Clandestine meetings between Robert Sobukwe and Steve Biko were held in May 1975 where the Prof assured Biko of full support for the youth revolution which was impending. Zeph Mothopeng and other PAC cadres in Johannesburg, Cape Town and other parts of Azania geared themselves to establish a united force during Christmas of 1975, culminating in the Mafikeng Manifesto of 31 May 1976.

The role of Zeph Mothopeng

We know that between June 16 1976 and 30 September 1976 more than 900 students were shot and killed across the country; that many students left the country to join various organizations in exile; and that Soweto uprising was a major milestone in the history of our struggle.

The first recorded information features a speech by Uncle Zeph in May 1974 at wilgespruit (roodeport) to a youth congress. In May 1975 a meeting took place between Uncle Zeph and Prof Sobukwe where they looked at the unity talks with BCM leaders. Zeph and several PAC leaders had been under surveillance since 1963 after their release from jail following the 1960 anti pass campaign.

In 1977 uncle Zeph and 17 others were charged for terrorism in the bethal regional court. It was alleged that at a meeting in May 1976 Uncle Zeph said that plans where being made for riots in which school children would stone and burn school buildings leading to a country wide revolution. Uncle Zeph was central to the charge as Accused Number 1. He was not allowed to make a statement at the commencement of the trial and he refused to plead. He was convicted and spent 15 years on Robben Island.

What of the PAC Youth today?

Allow me to revisit some of the basic principles and policies and inquire how they youth fit in:

– Our objective is to unite and rally the African people under the banner of African nationalism and pan africanism;

– Our motto Africa for the Africans, Africans for humanity and humanity for god – provides our world view; and

– We stand for total respect for Africa womanhood.

In the light of the above what is the position of the PAC on the killing and molesting our African brothers and sisters who live in our country from other parts of Africa, in so called Xenophobia violence – Answer: I don’t know!

Where does the PAC stand on the land question?
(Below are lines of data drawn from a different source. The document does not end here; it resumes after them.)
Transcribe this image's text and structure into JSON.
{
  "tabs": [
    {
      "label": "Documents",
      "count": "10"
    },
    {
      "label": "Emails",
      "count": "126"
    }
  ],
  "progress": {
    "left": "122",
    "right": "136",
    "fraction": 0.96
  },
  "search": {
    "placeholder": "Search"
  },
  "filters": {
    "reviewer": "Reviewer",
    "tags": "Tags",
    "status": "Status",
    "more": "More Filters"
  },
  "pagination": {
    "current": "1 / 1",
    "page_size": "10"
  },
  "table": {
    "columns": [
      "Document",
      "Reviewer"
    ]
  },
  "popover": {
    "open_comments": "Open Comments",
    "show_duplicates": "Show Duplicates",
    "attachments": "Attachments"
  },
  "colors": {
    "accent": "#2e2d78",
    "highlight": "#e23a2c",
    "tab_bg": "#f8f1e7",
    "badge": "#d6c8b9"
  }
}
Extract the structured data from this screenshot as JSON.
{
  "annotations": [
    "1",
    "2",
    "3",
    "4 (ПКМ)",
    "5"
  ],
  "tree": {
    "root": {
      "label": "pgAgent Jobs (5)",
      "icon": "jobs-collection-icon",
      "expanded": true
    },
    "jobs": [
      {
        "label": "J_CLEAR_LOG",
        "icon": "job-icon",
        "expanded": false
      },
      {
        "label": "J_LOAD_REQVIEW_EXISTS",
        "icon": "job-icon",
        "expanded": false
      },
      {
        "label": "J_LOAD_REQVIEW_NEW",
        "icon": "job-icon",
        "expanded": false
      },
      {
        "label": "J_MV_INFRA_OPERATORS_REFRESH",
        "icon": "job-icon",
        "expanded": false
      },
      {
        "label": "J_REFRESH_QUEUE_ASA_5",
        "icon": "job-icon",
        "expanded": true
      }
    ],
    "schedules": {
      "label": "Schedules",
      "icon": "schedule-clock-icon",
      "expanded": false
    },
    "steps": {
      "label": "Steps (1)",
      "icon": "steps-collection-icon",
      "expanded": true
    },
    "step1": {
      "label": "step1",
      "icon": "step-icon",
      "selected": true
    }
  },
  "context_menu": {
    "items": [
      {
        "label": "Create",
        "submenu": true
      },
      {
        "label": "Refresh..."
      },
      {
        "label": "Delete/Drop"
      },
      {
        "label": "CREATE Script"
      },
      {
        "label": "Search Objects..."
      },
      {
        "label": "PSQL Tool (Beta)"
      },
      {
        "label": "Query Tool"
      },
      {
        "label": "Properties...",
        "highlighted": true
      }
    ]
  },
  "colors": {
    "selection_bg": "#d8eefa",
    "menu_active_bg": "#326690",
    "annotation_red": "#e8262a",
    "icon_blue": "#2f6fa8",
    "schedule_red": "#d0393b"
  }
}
Do we reject or support Mugabe position and stands he has adopted over the past decade or so? – Answer: I don’t know!

Africa for the Africans: do we stand by what we say or are we simply sloganeering? – Answer: I don’t know!

Have we as a party shown our unreserved respect for African motherhood? – Answer: I don’t know!

I want to support that in as much as Sobukwe could lead the PAC at the age of 35 years; there is no reason why the leadership of PAYCO in 2011 cannot assume leadership of the party.

I suggest that PAYCO should come up with a monthly publication which will be a forum for articulation of PAC positions on the issues of the day rather than leave the masses and admires of the PAC in the dark.

We have no business relying on today’s popular media. They will not publish what we say because they consider us a one percent party. If we introduce our own publication the readership will be there and nobody will take our views lightly.

We must also accept that today’s political game is the game around the ballot box. That game has become a science we dare not engage in it part time.

Finally I assure you that PAC will never die. You and I will die but not the PAC.

Izwelethu!

By Atta Phillip Kgosana

(On the occasion of the commemoration of June 16 1976 Soweto Uprising and the Bethal Trial, June 16 2011, hosted by the Pan Africanist Youth Congress (PAYCO) of Azania at Ourad Saal, City of Tshwane)